[Task brief]: Retype the listing found below exactly, but leave out each picture.

[Material provided]:
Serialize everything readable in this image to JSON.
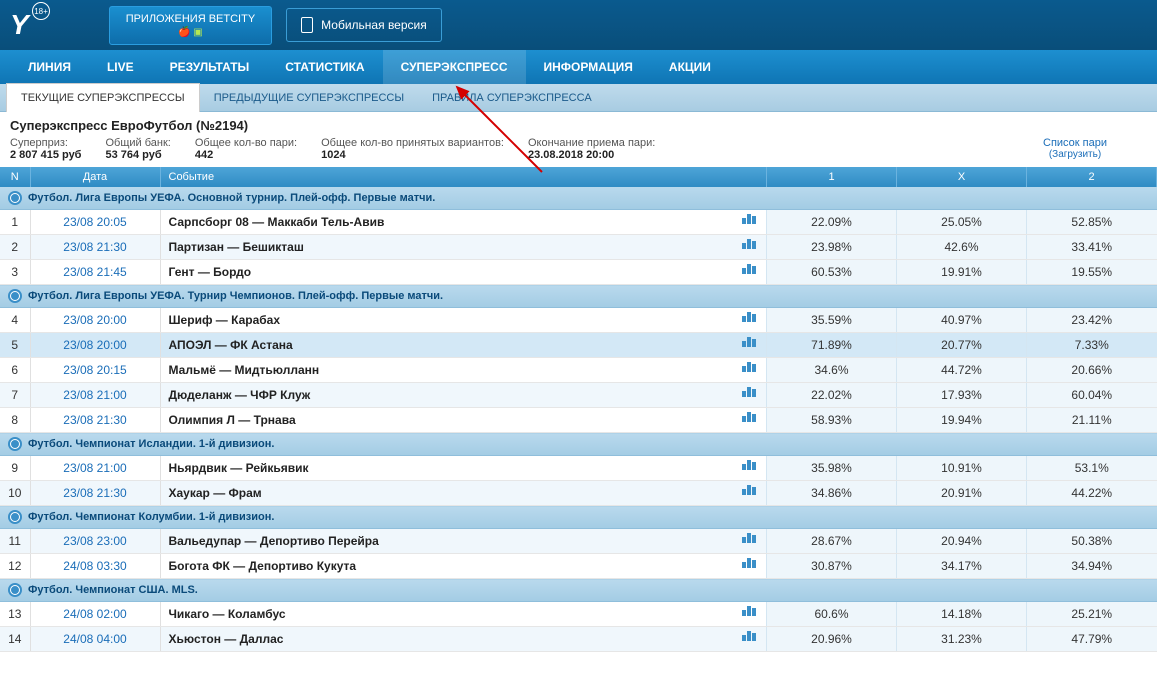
{
  "topbar": {
    "logo": "Y",
    "age": "18+",
    "appBtn": "ПРИЛОЖЕНИЯ BETCITY",
    "mobileBtn": "Мобильная версия"
  },
  "mainnav": [
    "ЛИНИЯ",
    "LIVE",
    "РЕЗУЛЬТАТЫ",
    "СТАТИСТИКА",
    "СУПЕРЭКСПРЕСС",
    "ИНФОРМАЦИЯ",
    "АКЦИИ"
  ],
  "mainnavActive": 4,
  "subnav": [
    "ТЕКУЩИЕ СУПЕРЭКСПРЕССЫ",
    "ПРЕДЫДУЩИЕ СУПЕРЭКСПРЕССЫ",
    "ПРАВИЛА СУПЕРЭКСПРЕССА"
  ],
  "subnavActive": 0,
  "title": "Суперэкспресс ЕвроФутбол (№2194)",
  "stats": {
    "s0": {
      "label": "Суперприз:",
      "value": "2 807 415 руб"
    },
    "s1": {
      "label": "Общий банк:",
      "value": "53 764 руб"
    },
    "s2": {
      "label": "Общее кол-во пари:",
      "value": "442"
    },
    "s3": {
      "label": "Общее кол-во принятых вариантов:",
      "value": "1024"
    },
    "s4": {
      "label": "Окончание приема пари:",
      "value": "23.08.2018 20:00"
    },
    "link": {
      "t1": "Список пари",
      "t2": "(Загрузить)"
    }
  },
  "thead": {
    "n": "N",
    "dt": "Дата",
    "ev": "Событие",
    "c1": "1",
    "cx": "X",
    "c2": "2"
  },
  "rows": [
    {
      "type": "group",
      "label": "Футбол. Лига Европы УЕФА. Основной турнир. Плей-офф. Первые матчи."
    },
    {
      "type": "data",
      "n": "1",
      "dt": "23/08 20:05",
      "ev": "Сарпсборг 08 — Маккаби Тель-Авив",
      "c1": "22.09%",
      "cx": "25.05%",
      "c2": "52.85%"
    },
    {
      "type": "data",
      "n": "2",
      "dt": "23/08 21:30",
      "ev": "Партизан — Бешикташ",
      "c1": "23.98%",
      "cx": "42.6%",
      "c2": "33.41%"
    },
    {
      "type": "data",
      "n": "3",
      "dt": "23/08 21:45",
      "ev": "Гент — Бордо",
      "c1": "60.53%",
      "cx": "19.91%",
      "c2": "19.55%"
    },
    {
      "type": "group",
      "label": "Футбол. Лига Европы УЕФА. Турнир Чемпионов. Плей-офф. Первые матчи."
    },
    {
      "type": "data",
      "n": "4",
      "dt": "23/08 20:00",
      "ev": "Шериф — Карабах",
      "c1": "35.59%",
      "cx": "40.97%",
      "c2": "23.42%"
    },
    {
      "type": "data",
      "n": "5",
      "dt": "23/08 20:00",
      "ev": "АПОЭЛ — ФК Астана",
      "c1": "71.89%",
      "cx": "20.77%",
      "c2": "7.33%",
      "sel": true
    },
    {
      "type": "data",
      "n": "6",
      "dt": "23/08 20:15",
      "ev": "Мальмё — Мидтьюлланн",
      "c1": "34.6%",
      "cx": "44.72%",
      "c2": "20.66%"
    },
    {
      "type": "data",
      "n": "7",
      "dt": "23/08 21:00",
      "ev": "Дюделанж — ЧФР Клуж",
      "c1": "22.02%",
      "cx": "17.93%",
      "c2": "60.04%"
    },
    {
      "type": "data",
      "n": "8",
      "dt": "23/08 21:30",
      "ev": "Олимпия Л — Трнава",
      "c1": "58.93%",
      "cx": "19.94%",
      "c2": "21.11%"
    },
    {
      "type": "group",
      "label": "Футбол. Чемпионат Исландии. 1-й дивизион."
    },
    {
      "type": "data",
      "n": "9",
      "dt": "23/08 21:00",
      "ev": "Ньярдвик — Рейкьявик",
      "c1": "35.98%",
      "cx": "10.91%",
      "c2": "53.1%"
    },
    {
      "type": "data",
      "n": "10",
      "dt": "23/08 21:30",
      "ev": "Хаукар — Фрам",
      "c1": "34.86%",
      "cx": "20.91%",
      "c2": "44.22%"
    },
    {
      "type": "group",
      "label": "Футбол. Чемпионат Колумбии. 1-й дивизион."
    },
    {
      "type": "data",
      "n": "11",
      "dt": "23/08 23:00",
      "ev": "Вальедупар — Депортиво Перейра",
      "c1": "28.67%",
      "cx": "20.94%",
      "c2": "50.38%"
    },
    {
      "type": "data",
      "n": "12",
      "dt": "24/08 03:30",
      "ev": "Богота ФК — Депортиво Кукута",
      "c1": "30.87%",
      "cx": "34.17%",
      "c2": "34.94%"
    },
    {
      "type": "group",
      "label": "Футбол. Чемпионат США. MLS."
    },
    {
      "type": "data",
      "n": "13",
      "dt": "24/08 02:00",
      "ev": "Чикаго — Коламбус",
      "c1": "60.6%",
      "cx": "14.18%",
      "c2": "25.21%"
    },
    {
      "type": "data",
      "n": "14",
      "dt": "24/08 04:00",
      "ev": "Хьюстон — Даллас",
      "c1": "20.96%",
      "cx": "31.23%",
      "c2": "47.79%"
    }
  ]
}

[Completed exercise]:
Serialize everything readable in this image to JSON.
{
  "topbar": {
    "logo": "Y",
    "age": "18+",
    "appBtn": "ПРИЛОЖЕНИЯ BETCITY",
    "mobileBtn": "Мобильная версия"
  },
  "mainnav": [
    "ЛИНИЯ",
    "LIVE",
    "РЕЗУЛЬТАТЫ",
    "СТАТИСТИКА",
    "СУПЕРЭКСПРЕСС",
    "ИНФОРМАЦИЯ",
    "АКЦИИ"
  ],
  "mainnavActive": 4,
  "subnav": [
    "ТЕКУЩИЕ СУПЕРЭКСПРЕССЫ",
    "ПРЕДЫДУЩИЕ СУПЕРЭКСПРЕССЫ",
    "ПРАВИЛА СУПЕРЭКСПРЕССА"
  ],
  "subnavActive": 0,
  "title": "Суперэкспресс ЕвроФутбол (№2194)",
  "stats": {
    "s0": {
      "label": "Суперприз:",
      "value": "2 807 415 руб"
    },
    "s1": {
      "label": "Общий банк:",
      "value": "53 764 руб"
    },
    "s2": {
      "label": "Общее кол-во пари:",
      "value": "442"
    },
    "s3": {
      "label": "Общее кол-во принятых вариантов:",
      "value": "1024"
    },
    "s4": {
      "label": "Окончание приема пари:",
      "value": "23.08.2018 20:00"
    },
    "link": {
      "t1": "Список пари",
      "t2": "(Загрузить)"
    }
  },
  "thead": {
    "n": "N",
    "dt": "Дата",
    "ev": "Событие",
    "c1": "1",
    "cx": "X",
    "c2": "2"
  },
  "rows": [
    {
      "type": "group",
      "label": "Футбол. Лига Европы УЕФА. Основной турнир. Плей-офф. Первые матчи."
    },
    {
      "type": "data",
      "n": "1",
      "dt": "23/08 20:05",
      "ev": "Сарпсборг 08 — Маккаби Тель-Авив",
      "c1": "22.09%",
      "cx": "25.05%",
      "c2": "52.85%"
    },
    {
      "type": "data",
      "n": "2",
      "dt": "23/08 21:30",
      "ev": "Партизан — Бешикташ",
      "c1": "23.98%",
      "cx": "42.6%",
      "c2": "33.41%"
    },
    {
      "type": "data",
      "n": "3",
      "dt": "23/08 21:45",
      "ev": "Гент — Бордо",
      "c1": "60.53%",
      "cx": "19.91%",
      "c2": "19.55%"
    },
    {
      "type": "group",
      "label": "Футбол. Лига Европы УЕФА. Турнир Чемпионов. Плей-офф. Первые матчи."
    },
    {
      "type": "data",
      "n": "4",
      "dt": "23/08 20:00",
      "ev": "Шериф — Карабах",
      "c1": "35.59%",
      "cx": "40.97%",
      "c2": "23.42%"
    },
    {
      "type": "data",
      "n": "5",
      "dt": "23/08 20:00",
      "ev": "АПОЭЛ — ФК Астана",
      "c1": "71.89%",
      "cx": "20.77%",
      "c2": "7.33%",
      "sel": true
    },
    {
      "type": "data",
      "n": "6",
      "dt": "23/08 20:15",
      "ev": "Мальмё — Мидтьюлланн",
      "c1": "34.6%",
      "cx": "44.72%",
      "c2": "20.66%"
    },
    {
      "type": "data",
      "n": "7",
      "dt": "23/08 21:00",
      "ev": "Дюделанж — ЧФР Клуж",
      "c1": "22.02%",
      "cx": "17.93%",
      "c2": "60.04%"
    },
    {
      "type": "data",
      "n": "8",
      "dt": "23/08 21:30",
      "ev": "Олимпия Л — Трнава",
      "c1": "58.93%",
      "cx": "19.94%",
      "c2": "21.11%"
    },
    {
      "type": "group",
      "label": "Футбол. Чемпионат Исландии. 1-й дивизион."
    },
    {
      "type": "data",
      "n": "9",
      "dt": "23/08 21:00",
      "ev": "Ньярдвик — Рейкьявик",
      "c1": "35.98%",
      "cx": "10.91%",
      "c2": "53.1%"
    },
    {
      "type": "data",
      "n": "10",
      "dt": "23/08 21:30",
      "ev": "Хаукар — Фрам",
      "c1": "34.86%",
      "cx": "20.91%",
      "c2": "44.22%"
    },
    {
      "type": "group",
      "label": "Футбол. Чемпионат Колумбии. 1-й дивизион."
    },
    {
      "type": "data",
      "n": "11",
      "dt": "23/08 23:00",
      "ev": "Вальедупар — Депортиво Перейра",
      "c1": "28.67%",
      "cx": "20.94%",
      "c2": "50.38%"
    },
    {
      "type": "data",
      "n": "12",
      "dt": "24/08 03:30",
      "ev": "Богота ФК — Депортиво Кукута",
      "c1": "30.87%",
      "cx": "34.17%",
      "c2": "34.94%"
    },
    {
      "type": "group",
      "label": "Футбол. Чемпионат США. MLS."
    },
    {
      "type": "data",
      "n": "13",
      "dt": "24/08 02:00",
      "ev": "Чикаго — Коламбус",
      "c1": "60.6%",
      "cx": "14.18%",
      "c2": "25.21%"
    },
    {
      "type": "data",
      "n": "14",
      "dt": "24/08 04:00",
      "ev": "Хьюстон — Даллас",
      "c1": "20.96%",
      "cx": "31.23%",
      "c2": "47.79%"
    }
  ]
}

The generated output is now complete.